- **Stored dataset items**:
= Beginning of Section =

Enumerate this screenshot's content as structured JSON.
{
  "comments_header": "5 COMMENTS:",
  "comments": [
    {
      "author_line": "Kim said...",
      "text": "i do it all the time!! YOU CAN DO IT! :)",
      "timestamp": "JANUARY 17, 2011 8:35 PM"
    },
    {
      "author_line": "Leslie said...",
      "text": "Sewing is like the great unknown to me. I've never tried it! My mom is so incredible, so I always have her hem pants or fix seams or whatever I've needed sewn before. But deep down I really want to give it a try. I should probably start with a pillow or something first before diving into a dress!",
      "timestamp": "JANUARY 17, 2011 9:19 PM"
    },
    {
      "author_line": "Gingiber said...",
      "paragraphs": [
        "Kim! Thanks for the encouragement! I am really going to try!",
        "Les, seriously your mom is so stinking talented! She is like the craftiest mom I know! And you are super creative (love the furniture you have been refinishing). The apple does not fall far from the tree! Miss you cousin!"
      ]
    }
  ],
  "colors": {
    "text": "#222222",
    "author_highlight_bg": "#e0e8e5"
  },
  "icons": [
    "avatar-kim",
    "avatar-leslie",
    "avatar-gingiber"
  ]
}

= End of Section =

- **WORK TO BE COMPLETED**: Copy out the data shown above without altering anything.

- **EXPECTED ANSWER**:
Enumerate this screenshot's content as structured JSON.
{
  "comments_header": "5 COMMENTS:",
  "comments": [
    {
      "author_line": "Kim said...",
      "text": "i do it all the time!! YOU CAN DO IT! :)",
      "timestamp": "JANUARY 17, 2011 8:35 PM"
    },
    {
      "author_line": "Leslie said...",
      "text": "Sewing is like the great unknown to me. I've never tried it! My mom is so incredible, so I always have her hem pants or fix seams or whatever I've needed sewn before. But deep down I really want to give it a try. I should probably start with a pillow or something first before diving into a dress!",
      "timestamp": "JANUARY 17, 2011 9:19 PM"
    },
    {
      "author_line": "Gingiber said...",
      "paragraphs": [
        "Kim! Thanks for the encouragement! I am really going to try!",
        "Les, seriously your mom is so stinking talented! She is like the craftiest mom I know! And you are super creative (love the furniture you have been refinishing). The apple does not fall far from the tree! Miss you cousin!"
      ]
    }
  ],
  "colors": {
    "text": "#222222",
    "author_highlight_bg": "#e0e8e5"
  },
  "icons": [
    "avatar-kim",
    "avatar-leslie",
    "avatar-gingiber"
  ]
}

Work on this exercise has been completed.